You know how an extra special meal can help make an occasion like your birthday, anniversary, or the holidays more memorable? Let’s apply that to UX copy. Some important screens provide an opportunity to really WOW your users. These are your special occasion opportunities to be unique, to be helpful, and to be memorable.

Login screens: This is your first impression. You have a chance to tell people what you’re about, how you can help them, and why they NEED you – without being overwhelming! Make sure to ask your users to only provide information that is absolutely necessary so these screens don’t look daunting.

Good news and confirmations: We love these! ❤️ You can make the text on these screens fun, Informal and enthusiastic. E.g. “Yay! You got this!” or “The results are in: you’re the top player this week!” It’s an opportunity to show off your app’s personality.

Bad news and error messaging: This one is a little trickier, so it helps to play it safe. Keep the text polite but direct. E.g. “Uh oh, that password doesn’t match! How about another try.” or “Oh snap! We can’t find it!”

Empty states: If there’s nothing to show on the screen because the user hasn’t started using a particular tool or service yet, this is a good opportunity to add some helpful copy and/or an image, or even to be funny. E.g. instead of just “No results found”, you could try “Aww, your bag is empty!”, or “Let’s get started!”

Captions and supplementary text: This is the supporting text, usually before a button or under an icon, that provides reassurance, or explains what happens next. You can usually squeeze in a bit of fun and personality here as well, or use it as an opportunity to be extra helpful.

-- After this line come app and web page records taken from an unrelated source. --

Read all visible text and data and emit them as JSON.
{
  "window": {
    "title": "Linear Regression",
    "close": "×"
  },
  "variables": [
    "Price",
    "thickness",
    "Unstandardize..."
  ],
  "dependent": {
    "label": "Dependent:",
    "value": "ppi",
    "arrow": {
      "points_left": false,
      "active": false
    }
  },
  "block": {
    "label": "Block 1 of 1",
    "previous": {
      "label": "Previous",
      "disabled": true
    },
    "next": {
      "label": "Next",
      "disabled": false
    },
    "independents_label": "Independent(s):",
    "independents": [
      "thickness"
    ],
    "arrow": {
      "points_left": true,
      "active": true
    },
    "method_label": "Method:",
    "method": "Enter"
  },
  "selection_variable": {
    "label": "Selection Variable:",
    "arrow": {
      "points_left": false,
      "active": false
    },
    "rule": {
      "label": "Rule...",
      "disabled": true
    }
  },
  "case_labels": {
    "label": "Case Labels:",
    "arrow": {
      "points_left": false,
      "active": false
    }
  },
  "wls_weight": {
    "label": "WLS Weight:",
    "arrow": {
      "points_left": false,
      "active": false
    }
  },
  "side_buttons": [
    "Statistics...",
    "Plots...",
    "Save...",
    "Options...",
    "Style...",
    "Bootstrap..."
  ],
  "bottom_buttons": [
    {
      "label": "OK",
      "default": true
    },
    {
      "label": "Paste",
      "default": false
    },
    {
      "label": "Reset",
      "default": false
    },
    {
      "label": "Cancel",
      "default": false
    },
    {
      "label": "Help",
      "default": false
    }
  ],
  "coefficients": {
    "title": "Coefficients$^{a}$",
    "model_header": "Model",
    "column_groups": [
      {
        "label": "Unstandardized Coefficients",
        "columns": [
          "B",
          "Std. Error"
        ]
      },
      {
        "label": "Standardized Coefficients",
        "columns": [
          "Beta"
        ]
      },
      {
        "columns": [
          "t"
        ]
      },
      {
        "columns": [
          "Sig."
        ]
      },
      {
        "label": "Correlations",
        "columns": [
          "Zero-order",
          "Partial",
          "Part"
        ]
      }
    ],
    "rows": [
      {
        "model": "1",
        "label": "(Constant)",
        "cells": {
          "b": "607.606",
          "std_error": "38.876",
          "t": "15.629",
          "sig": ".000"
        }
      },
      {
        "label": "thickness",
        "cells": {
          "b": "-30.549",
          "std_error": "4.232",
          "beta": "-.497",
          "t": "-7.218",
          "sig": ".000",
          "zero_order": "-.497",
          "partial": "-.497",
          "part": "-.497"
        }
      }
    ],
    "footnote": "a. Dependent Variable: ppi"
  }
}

We hope this helped you get the confidence to write UX copy on your no-code mobile app like a pro 💪 You can use Adalo’s no-code app templates to build an app within hours, or you can make one from scratch, customized to perfection!

Good luck, and happy building!